## ABOUT THIS TASK
Everything from the line with "Convert this screenshot" through the final line of the listing below must be retyped exactly, apart from the pictures.

## TASK MATERIAL

□ □ □ □

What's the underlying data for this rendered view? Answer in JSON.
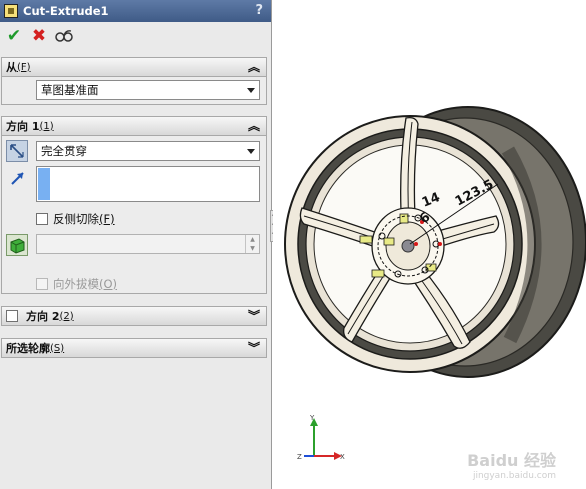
{
  "feature": {
    "title": "Cut-Extrude1",
    "help": "?"
  },
  "actions": {
    "ok": "✔",
    "cancel": "✖",
    "preview": "6o'"
  },
  "from": {
    "header": "从",
    "header_key": "(F)",
    "value": "草图基准面"
  },
  "direction1": {
    "header": "方向 1",
    "header_key": "(1)",
    "end_condition": "完全贯穿",
    "flip_side": {
      "label": "反侧切除",
      "key": "(F)",
      "checked": false
    },
    "draft": {
      "label": "向外拔模",
      "key": "(O)",
      "checked": false,
      "enabled": false
    }
  },
  "direction2": {
    "header": "方向 2",
    "header_key": "(2)",
    "checked": false
  },
  "contours": {
    "header": "所选轮廓",
    "header_key": "(S)"
  },
  "dimensions": {
    "d1": "14",
    "d2": "123.5",
    "d3": "6"
  },
  "triad": {
    "x": "X",
    "y": "Y",
    "z": "Z"
  },
  "watermark": {
    "line1": "Baidu 经验",
    "line2": "jingyan.baidu.com"
  }
}
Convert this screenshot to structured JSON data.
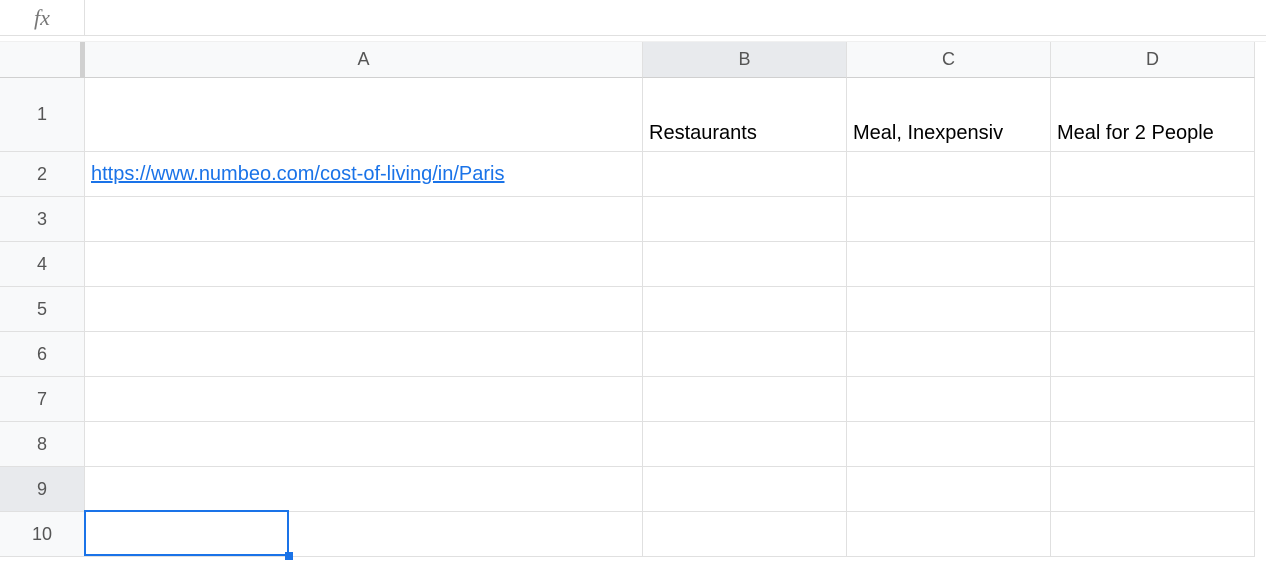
{
  "formula_bar": {
    "fx_label": "fx",
    "value": ""
  },
  "columns": [
    "A",
    "B",
    "C",
    "D"
  ],
  "rows": [
    "1",
    "2",
    "3",
    "4",
    "5",
    "6",
    "7",
    "8",
    "9",
    "10"
  ],
  "selected_cell": {
    "row": 9,
    "col": "B"
  },
  "cells": {
    "B1": "Restaurants",
    "C1": "Meal, Inexpensiv",
    "D1": "Meal for 2 People",
    "A2": "https://www.numbeo.com/cost-of-living/in/Paris"
  },
  "cell_types": {
    "A2": "link"
  }
}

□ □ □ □

## OUTPUT OF THE EXERCISE
Convert this screenshot to structured JSON data.
{
  "formula_bar": {
    "fx_label": "fx",
    "value": ""
  },
  "columns": [
    "A",
    "B",
    "C",
    "D"
  ],
  "rows": [
    "1",
    "2",
    "3",
    "4",
    "5",
    "6",
    "7",
    "8",
    "9",
    "10"
  ],
  "selected_cell": {
    "row": 9,
    "col": "B"
  },
  "cells": {
    "B1": "Restaurants",
    "C1": "Meal, Inexpensiv",
    "D1": "Meal for 2 People",
    "A2": "https://www.numbeo.com/cost-of-living/in/Paris"
  },
  "cell_types": {
    "A2": "link"
  }
}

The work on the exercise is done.